Operation Desert Storm begins. The first phase of the war is an air assault. The ground offensive begins five weeks later and will last only 100 hours before the decision is made to end the war.
A ceasefire is declared in the Persian Gulf War. On March 3, Iraqi and coalition military leaders meet to dictate the terms.
Lee Atwater, Bush's tough-knuckled 1988 campaign manager and political advisor, dies of brain cancer.
Bush nominates Clarence Thomas to the Supreme Court to fill the seat vacated by Thurgood Marshall. The nomination comes under criticism when a former employee of Thomas, Anita Hill, alleges that he sexually harassed her.
A Nor'easter, later depicted in the movie The Perfect Storm, slams the Bush home at Walker's Point in Kennebunkport, Maine.
John Sununu, who delivered New Hampshire for Bush in 1988, is forced to resign as Bush's chief of staff amid accusations that he misused federal funds -- most notably, using government aircraft to get to his dental appointments in New Hampshire.
President Bush announces his candidacy for re-election. Pat Buchanan, a speechwriter for former Republican presidents, challenges Bush in the primaries. Though Bush beats Buchanan, the challenge highlights a widening divide within the Republican Party and saps the Bush campaign of resources and energy heading into the general election.
Riots break out in Los Angeles after four policemen caught on videotape beating a black man, Rodney King, are acquitted of the charges. Bush is criticized for his slow and, to many, inadequate reaction.

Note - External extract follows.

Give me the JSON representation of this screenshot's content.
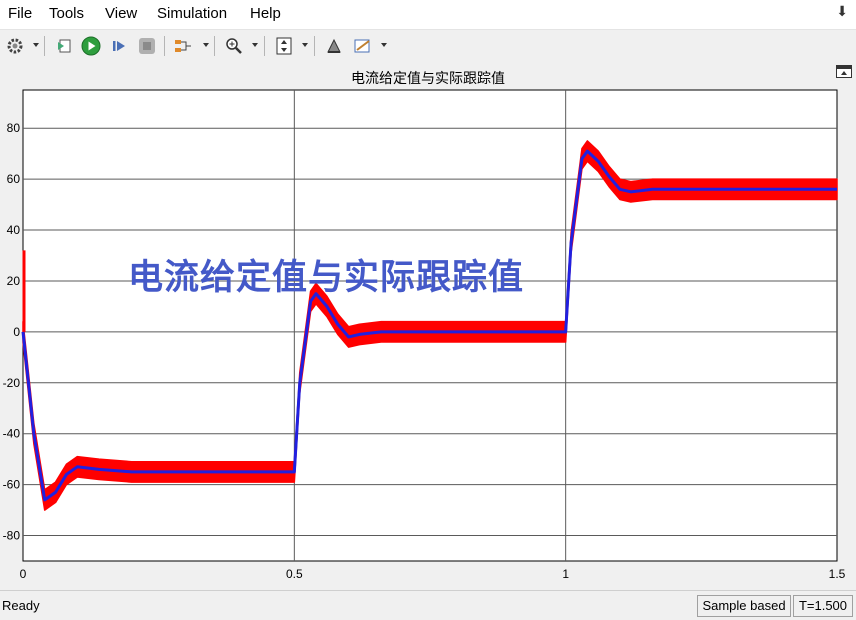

Wealthy businessman Ross Perot re-enters the presidential race as a third party candidate. After declaring his candidacy in February, Perot had dropped out in July, but rejoins the race in October. Perot will ultimately win 19 percent of the popular vote in November -- making him the most successful third-party candidate since the election of 1912.
Democratic candidate William J. Clinton defeats Bush and becomes the 42nd President of the United States.
Bush's mother, Dorothy Walker Bush, dies. His daughter Doro will later write, "It's still moving to think I was there when my father said good-bye to his mother, the woman who had the biggest impact on his life. I believe that to be true because my dad's life was not defined by the political system he navigated, but by the set of beliefs his mother taught him."
Bush attends the inauguration of his son, George W. Bush, as the 43rd President of the United States. It is the first time a father and son have both been elected president since John and John Quincy Adams almost 200 years before. The family refers to them as "41" and "43."
President Richard Nixon and Henry Kissinger initiated a secret diplomatic breakthrough with Mao Tse-tung that shocked and changed the world.
A look at JFK's assassination by Lee Harvey Oswald and the subsequent investigations that lead to a widespread loss of trust in government institutions.
Their intense faith and strict adherence to 300-year-old traditions have by turn captivated and repelled, awed and irritated, inspired and confused America.
The personal journey of three generations of a Japanese American family, including their stint in internment camps during World War II.
A peanut farmer who rose to become America's 39th president. Part of the award-winning Presidents collection.
In August 1942 the murder of a young Mexican American man ignited a firestorm in Los Angeles, ultimately sparking brutal race riots.
Intrepid journalist Nelly Bly went on a journey around the world breaking the record of Julius Verne's fictional character.
Lyndon Johnson pushed progressive programs before the Vietnam War eroded his support. Part of the award-winning Presidents collection.